In the Dog Days of Summer
August 05 , 2020
Here we are, in the unofficial last month of summer, despite what the solstices tell us. While May, the start of warm weather, likens to the energy burst of fresh citrus, we are optimistic and ready to fill our calendars with outdoor activities, patio visits with friends, and a bottle of crisp white wine. August, in contrast, is the mature peach, a hazy sweetness, rich and full. Summer skin, nostalgic of the 90 days of sun, reminding us that each beach barbeque, breezy kayak paddle, or walk at dusk without a jacket, could be the last of the season. And we always try to make the most of it.
August, the month enclosed by two long weekends, is perhaps the most popular month for long travel. And at a time like this, when we’ve been stuck in place for far too long, a vacation is certainly needed to curve stress and fatigue. Especially in a pandemic, you need, and, deserve a break. But where do we go when there is a danger that looms in crowds, repulses us from airports, and warns uncertainty in international communities?
One way is to explore locally. It’s said that we always treat our own city the worst we fantasize about new places and new cuisines around the world, but rarely capture that mindset when we think of the city we live in, are stationed in. But the excitement of new places does not need to exist purely a plane ride away; it could be as simple as walking around a neighbourhood you haven’t been in before. Exploring it as if you were a foreign traveler, walking slow to absorb the beauty of the architecture, the flowers, and shops you are unfamiliar with can replicate the sense of adventurousness that is craved.
There really is no other city like Vancouver; seemingly stacked in layers of water, beaches, and trees, sandwiching towers and expressways against a background of mountains of grey and blue. Here, you can plan for any vacation type you need, whether that be rest, adventure, or intellectual stimulation. Many local arts and culture spaces are beginning to open their doors, shops and restaurants are welcoming patrons back for socially distant experiences, and even hotels are offering appealing discounts for those wanting to truly get away. The great outdoors, however, may be the undeniable best feature of the city; nothing can compare to a bike ride along the seawall, a walk through Stanely park, or a visit to the beach at sunset, the sand bathed in golden light. Though hikes now require reservations, a trek among the hemlocks, spruces, redwoods, and cedars could prove to be the perfect daytime getaway with foliage unfurling around you, the scent of sap, and mist hanging in the air, the view at the top always does feel like seeing something for the first time. From sweating on a hike to a swim in the ocean, there is no more room for stress in our minds; perhaps Hemingway was right saying that saltwater was the cure for everything.

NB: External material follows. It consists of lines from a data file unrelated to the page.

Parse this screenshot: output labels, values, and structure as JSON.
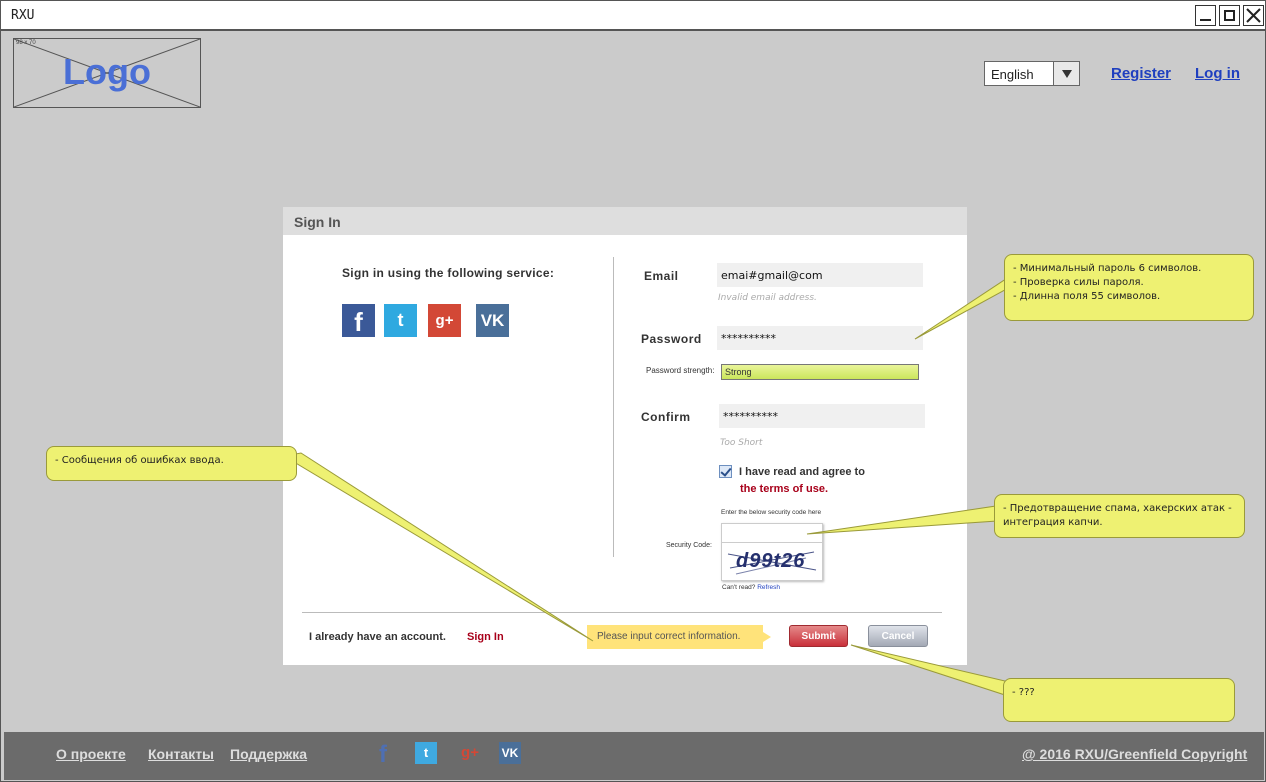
{
  "window": {
    "title": "RXU"
  },
  "logo": {
    "label": "Logo",
    "size_hint": "98 x 70"
  },
  "header": {
    "language": {
      "selected": "English"
    },
    "register_label": "Register",
    "login_label": "Log in"
  },
  "dialog": {
    "title": "Sign In",
    "services_label": "Sign in using the following service:",
    "services": [
      {
        "name": "facebook",
        "glyph": "f"
      },
      {
        "name": "twitter",
        "glyph": "t"
      },
      {
        "name": "google-plus",
        "glyph": "g+"
      },
      {
        "name": "vk",
        "glyph": "VK"
      }
    ],
    "email": {
      "label": "Email",
      "value": "emai#gmail@com",
      "error": "Invalid email address."
    },
    "password": {
      "label": "Password",
      "value": "**********",
      "strength_label": "Password strength:",
      "strength_value": "Strong"
    },
    "confirm": {
      "label": "Confirm",
      "value": "**********",
      "error": "Too Short"
    },
    "agree": {
      "text": "I have read and agree to",
      "terms": "the terms of use.",
      "checked": true
    },
    "security": {
      "hint": "Enter the below security code here",
      "label": "Security Code:",
      "captcha": "d99t26",
      "cant_read": "Can't read?",
      "refresh": "Refresh"
    },
    "footer": {
      "have_account": "I already have an account.",
      "sign_in": "Sign In",
      "error_tip": "Please input correct information.",
      "submit": "Submit",
      "cancel": "Cancel"
    }
  },
  "notes": {
    "password": [
      "- Минимальный пароль 6 символов.",
      "- Проверка силы пароля.",
      "- Длинна поля 55 символов."
    ],
    "errors": [
      "- Сообщения об ошибках ввода."
    ],
    "captcha": [
      "- Предотвращение спама, хакерских атак -",
      "интеграция капчи."
    ],
    "submit": [
      "- ???"
    ]
  },
  "footer": {
    "links": [
      "О проекте",
      "Контакты",
      "Поддержка"
    ],
    "icons": [
      "f",
      "t",
      "g+",
      "VK"
    ],
    "copyright": "@ 2016 RXU/Greenfield Copyright"
  },
  "colors": {
    "accent_link": "#1f3fbf",
    "brand_red": "#a8001a",
    "note_bg": "#eef172",
    "footer_bg": "#6b6b6b"
  }
}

Another way to safely vacation is to simply staycation. Take an extra day or two for a weekend, and spend the time doing things that help recharge you. Dismiss the chore list, and rather enjoy leisurely activities that you find pleasure and relaxation in. Transform your bathroom into a spa with candles, bath oils, and a soft playlist. Have a Wes Anderson movie marathon surely the beauty and vast array of overseas locations in those films can transport any restless mind. If it’s the new cuisine you miss, why not exchange favourite recipes with a group of friends, challenging each other to try something new for dinner, or try the website reciperoulette.tv, to find something new at random, based on ingredients, cuisine, or course. A staycation in a space as familiar as our own may feel limiting at first, but a quick rearrangement of furniture, art, or decor could tap into the sense of being somewhere new, with sitting in a new spot or at a different angle, facing a window we didn’t look out of before.
Staying in place, whether that means the scale of the city or the bounds of your home, can feel perhaps stubborn or sublime, irritating or inspirational. It’s transforming your perspective that is the first task; take it slow, dismiss the itinerary, and stay present – time is on your side.